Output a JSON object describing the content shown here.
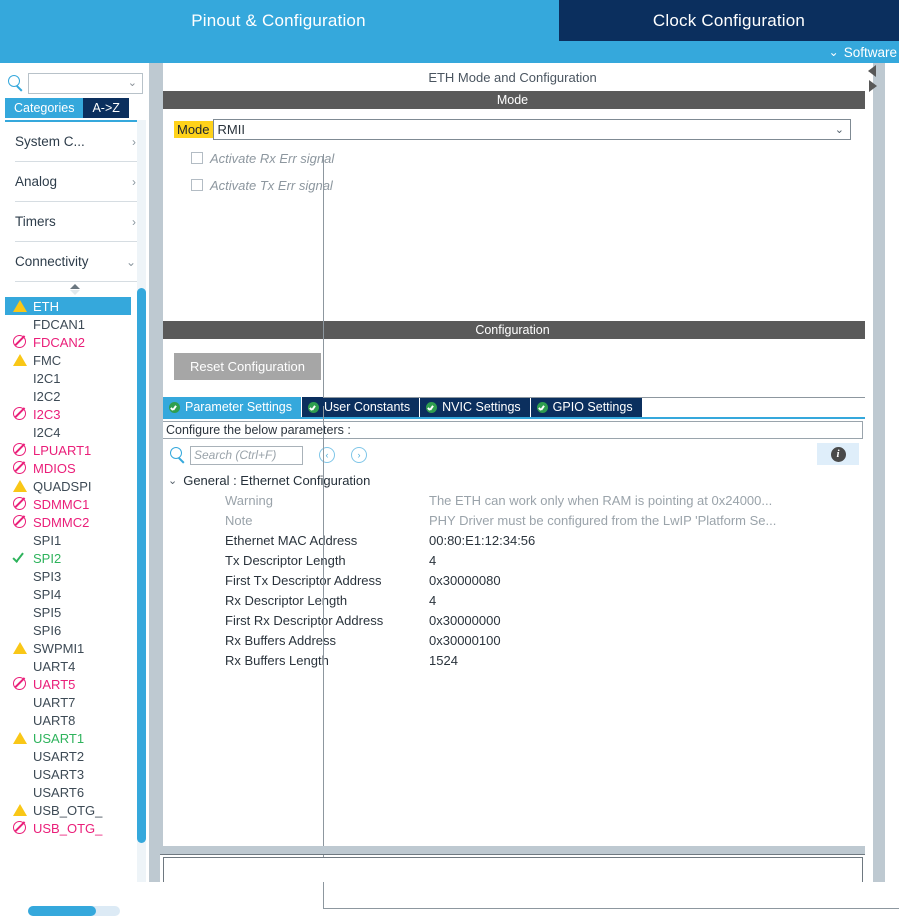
{
  "topbar": {
    "tabs": [
      {
        "label": "Pinout & Configuration",
        "active": true
      },
      {
        "label": "Clock Configuration",
        "active": false
      }
    ],
    "software_menu": "Software",
    "chevron": "⌄"
  },
  "sidebar": {
    "search": {
      "value": "",
      "placeholder": ""
    },
    "view_tabs": [
      {
        "label": "Categories",
        "active": true
      },
      {
        "label": "A->Z",
        "active": false
      }
    ],
    "groups": [
      {
        "label": "System C...",
        "arrow": "›",
        "expanded": false
      },
      {
        "label": "Analog",
        "arrow": "›",
        "expanded": false
      },
      {
        "label": "Timers",
        "arrow": "›",
        "expanded": false
      },
      {
        "label": "Connectivity",
        "arrow": "⌄",
        "expanded": true
      }
    ],
    "peripherals": [
      {
        "label": "ETH",
        "icon": "warning-icon",
        "state": "selected"
      },
      {
        "label": "FDCAN1",
        "icon": "none",
        "state": "normal"
      },
      {
        "label": "FDCAN2",
        "icon": "forbidden-icon",
        "state": "unavailable"
      },
      {
        "label": "FMC",
        "icon": "warning-icon",
        "state": "normal"
      },
      {
        "label": "I2C1",
        "icon": "none",
        "state": "normal"
      },
      {
        "label": "I2C2",
        "icon": "none",
        "state": "normal"
      },
      {
        "label": "I2C3",
        "icon": "forbidden-icon",
        "state": "unavailable"
      },
      {
        "label": "I2C4",
        "icon": "none",
        "state": "normal"
      },
      {
        "label": "LPUART1",
        "icon": "forbidden-icon",
        "state": "unavailable"
      },
      {
        "label": "MDIOS",
        "icon": "forbidden-icon",
        "state": "unavailable"
      },
      {
        "label": "QUADSPI",
        "icon": "warning-icon",
        "state": "normal"
      },
      {
        "label": "SDMMC1",
        "icon": "forbidden-icon",
        "state": "unavailable"
      },
      {
        "label": "SDMMC2",
        "icon": "forbidden-icon",
        "state": "unavailable"
      },
      {
        "label": "SPI1",
        "icon": "none",
        "state": "normal"
      },
      {
        "label": "SPI2",
        "icon": "check-icon",
        "state": "configured"
      },
      {
        "label": "SPI3",
        "icon": "none",
        "state": "normal"
      },
      {
        "label": "SPI4",
        "icon": "none",
        "state": "normal"
      },
      {
        "label": "SPI5",
        "icon": "none",
        "state": "normal"
      },
      {
        "label": "SPI6",
        "icon": "none",
        "state": "normal"
      },
      {
        "label": "SWPMI1",
        "icon": "warning-icon",
        "state": "normal"
      },
      {
        "label": "UART4",
        "icon": "none",
        "state": "normal"
      },
      {
        "label": "UART5",
        "icon": "forbidden-icon",
        "state": "unavailable"
      },
      {
        "label": "UART7",
        "icon": "none",
        "state": "normal"
      },
      {
        "label": "UART8",
        "icon": "none",
        "state": "normal"
      },
      {
        "label": "USART1",
        "icon": "warning-icon",
        "state": "configured"
      },
      {
        "label": "USART2",
        "icon": "none",
        "state": "normal"
      },
      {
        "label": "USART3",
        "icon": "none",
        "state": "normal"
      },
      {
        "label": "USART6",
        "icon": "none",
        "state": "normal"
      },
      {
        "label": "USB_OTG_",
        "icon": "warning-icon",
        "state": "normal"
      },
      {
        "label": "USB_OTG_",
        "icon": "forbidden-icon",
        "state": "unavailable"
      }
    ]
  },
  "main": {
    "panel_title": "ETH Mode and Configuration",
    "mode_section": {
      "header": "Mode",
      "mode_label": "Mode",
      "mode_value": "RMII",
      "mode_chevron": "⌄",
      "checkboxes": [
        {
          "label": "Activate Rx Err signal",
          "checked": false
        },
        {
          "label": "Activate Tx Err signal",
          "checked": false
        }
      ]
    },
    "config_section": {
      "header": "Configuration",
      "reset_button": "Reset Configuration",
      "tabs": [
        {
          "label": "Parameter Settings",
          "active": true
        },
        {
          "label": "User Constants",
          "active": false
        },
        {
          "label": "NVIC Settings",
          "active": false
        },
        {
          "label": "GPIO Settings",
          "active": false
        }
      ],
      "configure_hint": "Configure the below parameters :",
      "search": {
        "value": "",
        "placeholder": "Search (Ctrl+F)"
      },
      "nav_prev": "‹",
      "nav_next": "›",
      "info_glyph": "i",
      "tree": {
        "chevron": "⌄",
        "group_label": "General : Ethernet Configuration",
        "rows": [
          {
            "name": "Warning",
            "value": "The ETH can work only when RAM is pointing at 0x24000...",
            "muted": true
          },
          {
            "name": "Note",
            "value": "PHY Driver must be configured from the LwIP 'Platform Se...",
            "muted": true
          },
          {
            "name": "Ethernet MAC Address",
            "value": "00:80:E1:12:34:56",
            "muted": false
          },
          {
            "name": "Tx Descriptor Length",
            "value": "4",
            "muted": false
          },
          {
            "name": "First Tx Descriptor Address",
            "value": "0x30000080",
            "muted": false
          },
          {
            "name": "Rx Descriptor Length",
            "value": "4",
            "muted": false
          },
          {
            "name": "First Rx Descriptor Address",
            "value": "0x30000000",
            "muted": false
          },
          {
            "name": "Rx Buffers Address",
            "value": "0x30000100",
            "muted": false
          },
          {
            "name": "Rx Buffers Length",
            "value": "1524",
            "muted": false
          }
        ]
      }
    }
  },
  "colors": {
    "accent_blue": "#35a8dc",
    "dark_navy": "#0b2f5e",
    "warning_yellow": "#f9c717",
    "error_pink": "#ea1e79",
    "ok_green": "#2eb35c",
    "highlight_yellow": "#ffd21a",
    "section_gray": "#5a5a5a"
  }
}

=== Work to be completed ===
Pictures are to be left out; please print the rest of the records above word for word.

=== Answer to this task ===
Output a JSON object describing the content shown here.
{
  "topbar": {
    "tabs": [
      {
        "label": "Pinout & Configuration",
        "active": true
      },
      {
        "label": "Clock Configuration",
        "active": false
      }
    ],
    "software_menu": "Software",
    "chevron": "⌄"
  },
  "sidebar": {
    "search": {
      "value": "",
      "placeholder": ""
    },
    "view_tabs": [
      {
        "label": "Categories",
        "active": true
      },
      {
        "label": "A->Z",
        "active": false
      }
    ],
    "groups": [
      {
        "label": "System C...",
        "arrow": "›",
        "expanded": false
      },
      {
        "label": "Analog",
        "arrow": "›",
        "expanded": false
      },
      {
        "label": "Timers",
        "arrow": "›",
        "expanded": false
      },
      {
        "label": "Connectivity",
        "arrow": "⌄",
        "expanded": true
      }
    ],
    "peripherals": [
      {
        "label": "ETH",
        "icon": "warning-icon",
        "state": "selected"
      },
      {
        "label": "FDCAN1",
        "icon": "none",
        "state": "normal"
      },
      {
        "label": "FDCAN2",
        "icon": "forbidden-icon",
        "state": "unavailable"
      },
      {
        "label": "FMC",
        "icon": "warning-icon",
        "state": "normal"
      },
      {
        "label": "I2C1",
        "icon": "none",
        "state": "normal"
      },
      {
        "label": "I2C2",
        "icon": "none",
        "state": "normal"
      },
      {
        "label": "I2C3",
        "icon": "forbidden-icon",
        "state": "unavailable"
      },
      {
        "label": "I2C4",
        "icon": "none",
        "state": "normal"
      },
      {
        "label": "LPUART1",
        "icon": "forbidden-icon",
        "state": "unavailable"
      },
      {
        "label": "MDIOS",
        "icon": "forbidden-icon",
        "state": "unavailable"
      },
      {
        "label": "QUADSPI",
        "icon": "warning-icon",
        "state": "normal"
      },
      {
        "label": "SDMMC1",
        "icon": "forbidden-icon",
        "state": "unavailable"
      },
      {
        "label": "SDMMC2",
        "icon": "forbidden-icon",
        "state": "unavailable"
      },
      {
        "label": "SPI1",
        "icon": "none",
        "state": "normal"
      },
      {
        "label": "SPI2",
        "icon": "check-icon",
        "state": "configured"
      },
      {
        "label": "SPI3",
        "icon": "none",
        "state": "normal"
      },
      {
        "label": "SPI4",
        "icon": "none",
        "state": "normal"
      },
      {
        "label": "SPI5",
        "icon": "none",
        "state": "normal"
      },
      {
        "label": "SPI6",
        "icon": "none",
        "state": "normal"
      },
      {
        "label": "SWPMI1",
        "icon": "warning-icon",
        "state": "normal"
      },
      {
        "label": "UART4",
        "icon": "none",
        "state": "normal"
      },
      {
        "label": "UART5",
        "icon": "forbidden-icon",
        "state": "unavailable"
      },
      {
        "label": "UART7",
        "icon": "none",
        "state": "normal"
      },
      {
        "label": "UART8",
        "icon": "none",
        "state": "normal"
      },
      {
        "label": "USART1",
        "icon": "warning-icon",
        "state": "configured"
      },
      {
        "label": "USART2",
        "icon": "none",
        "state": "normal"
      },
      {
        "label": "USART3",
        "icon": "none",
        "state": "normal"
      },
      {
        "label": "USART6",
        "icon": "none",
        "state": "normal"
      },
      {
        "label": "USB_OTG_",
        "icon": "warning-icon",
        "state": "normal"
      },
      {
        "label": "USB_OTG_",
        "icon": "forbidden-icon",
        "state": "unavailable"
      }
    ]
  },
  "main": {
    "panel_title": "ETH Mode and Configuration",
    "mode_section": {
      "header": "Mode",
      "mode_label": "Mode",
      "mode_value": "RMII",
      "mode_chevron": "⌄",
      "checkboxes": [
        {
          "label": "Activate Rx Err signal",
          "checked": false
        },
        {
          "label": "Activate Tx Err signal",
          "checked": false
        }
      ]
    },
    "config_section": {
      "header": "Configuration",
      "reset_button": "Reset Configuration",
      "tabs": [
        {
          "label": "Parameter Settings",
          "active": true
        },
        {
          "label": "User Constants",
          "active": false
        },
        {
          "label": "NVIC Settings",
          "active": false
        },
        {
          "label": "GPIO Settings",
          "active": false
        }
      ],
      "configure_hint": "Configure the below parameters :",
      "search": {
        "value": "",
        "placeholder": "Search (Ctrl+F)"
      },
      "nav_prev": "‹",
      "nav_next": "›",
      "info_glyph": "i",
      "tree": {
        "chevron": "⌄",
        "group_label": "General : Ethernet Configuration",
        "rows": [
          {
            "name": "Warning",
            "value": "The ETH can work only when RAM is pointing at 0x24000...",
            "muted": true
          },
          {
            "name": "Note",
            "value": "PHY Driver must be configured from the LwIP 'Platform Se...",
            "muted": true
          },
          {
            "name": "Ethernet MAC Address",
            "value": "00:80:E1:12:34:56",
            "muted": false
          },
          {
            "name": "Tx Descriptor Length",
            "value": "4",
            "muted": false
          },
          {
            "name": "First Tx Descriptor Address",
            "value": "0x30000080",
            "muted": false
          },
          {
            "name": "Rx Descriptor Length",
            "value": "4",
            "muted": false
          },
          {
            "name": "First Rx Descriptor Address",
            "value": "0x30000000",
            "muted": false
          },
          {
            "name": "Rx Buffers Address",
            "value": "0x30000100",
            "muted": false
          },
          {
            "name": "Rx Buffers Length",
            "value": "1524",
            "muted": false
          }
        ]
      }
    }
  },
  "colors": {
    "accent_blue": "#35a8dc",
    "dark_navy": "#0b2f5e",
    "warning_yellow": "#f9c717",
    "error_pink": "#ea1e79",
    "ok_green": "#2eb35c",
    "highlight_yellow": "#ffd21a",
    "section_gray": "#5a5a5a"
  }
}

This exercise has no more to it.